Data for processing:
<<<<

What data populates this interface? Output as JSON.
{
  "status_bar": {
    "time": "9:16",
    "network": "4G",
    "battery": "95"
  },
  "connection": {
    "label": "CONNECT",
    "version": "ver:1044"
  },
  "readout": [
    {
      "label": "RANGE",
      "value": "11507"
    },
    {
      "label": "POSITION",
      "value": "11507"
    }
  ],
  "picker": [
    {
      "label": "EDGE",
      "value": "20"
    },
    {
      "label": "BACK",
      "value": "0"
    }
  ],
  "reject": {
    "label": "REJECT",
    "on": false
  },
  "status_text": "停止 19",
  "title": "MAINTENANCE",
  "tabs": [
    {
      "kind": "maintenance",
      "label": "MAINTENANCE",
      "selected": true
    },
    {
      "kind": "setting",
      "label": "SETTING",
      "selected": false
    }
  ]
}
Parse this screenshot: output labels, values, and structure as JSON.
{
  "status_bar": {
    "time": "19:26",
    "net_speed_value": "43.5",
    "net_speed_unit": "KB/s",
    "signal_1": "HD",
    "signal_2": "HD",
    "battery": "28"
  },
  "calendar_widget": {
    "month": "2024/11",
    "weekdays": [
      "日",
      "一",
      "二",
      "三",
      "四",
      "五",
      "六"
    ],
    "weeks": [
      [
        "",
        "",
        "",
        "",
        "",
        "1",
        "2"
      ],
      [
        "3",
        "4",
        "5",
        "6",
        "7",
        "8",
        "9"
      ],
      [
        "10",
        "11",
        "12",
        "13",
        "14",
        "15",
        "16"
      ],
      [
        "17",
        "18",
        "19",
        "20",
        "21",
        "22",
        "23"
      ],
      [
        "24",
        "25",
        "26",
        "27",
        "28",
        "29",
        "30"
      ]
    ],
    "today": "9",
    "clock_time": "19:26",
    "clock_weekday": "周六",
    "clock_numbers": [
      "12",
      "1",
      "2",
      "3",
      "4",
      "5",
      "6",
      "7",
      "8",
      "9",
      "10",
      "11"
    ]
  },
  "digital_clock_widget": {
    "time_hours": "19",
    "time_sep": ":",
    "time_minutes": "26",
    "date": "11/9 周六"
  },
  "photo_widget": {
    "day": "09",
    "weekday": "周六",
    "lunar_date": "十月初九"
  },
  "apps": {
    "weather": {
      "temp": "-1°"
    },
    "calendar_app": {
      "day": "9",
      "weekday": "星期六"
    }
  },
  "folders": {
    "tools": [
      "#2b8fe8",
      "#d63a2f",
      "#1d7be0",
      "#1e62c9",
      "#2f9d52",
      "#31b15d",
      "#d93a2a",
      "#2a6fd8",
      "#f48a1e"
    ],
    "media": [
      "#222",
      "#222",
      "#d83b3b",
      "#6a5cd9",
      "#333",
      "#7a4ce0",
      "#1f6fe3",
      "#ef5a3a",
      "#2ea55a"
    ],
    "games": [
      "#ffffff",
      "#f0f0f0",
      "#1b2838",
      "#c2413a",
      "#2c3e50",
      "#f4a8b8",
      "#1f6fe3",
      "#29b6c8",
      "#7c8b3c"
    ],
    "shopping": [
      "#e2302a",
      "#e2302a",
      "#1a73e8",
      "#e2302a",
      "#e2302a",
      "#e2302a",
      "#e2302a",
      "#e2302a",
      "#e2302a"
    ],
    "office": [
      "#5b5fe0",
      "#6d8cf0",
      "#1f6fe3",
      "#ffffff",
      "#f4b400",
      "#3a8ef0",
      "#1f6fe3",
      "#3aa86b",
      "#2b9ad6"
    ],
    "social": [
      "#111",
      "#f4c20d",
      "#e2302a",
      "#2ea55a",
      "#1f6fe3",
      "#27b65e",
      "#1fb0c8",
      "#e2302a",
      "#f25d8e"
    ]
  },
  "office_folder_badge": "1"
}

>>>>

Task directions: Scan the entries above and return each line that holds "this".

Exercise result:
What data populates this interface? Output as JSON.
Parse this screenshot: output labels, values, and structure as JSON.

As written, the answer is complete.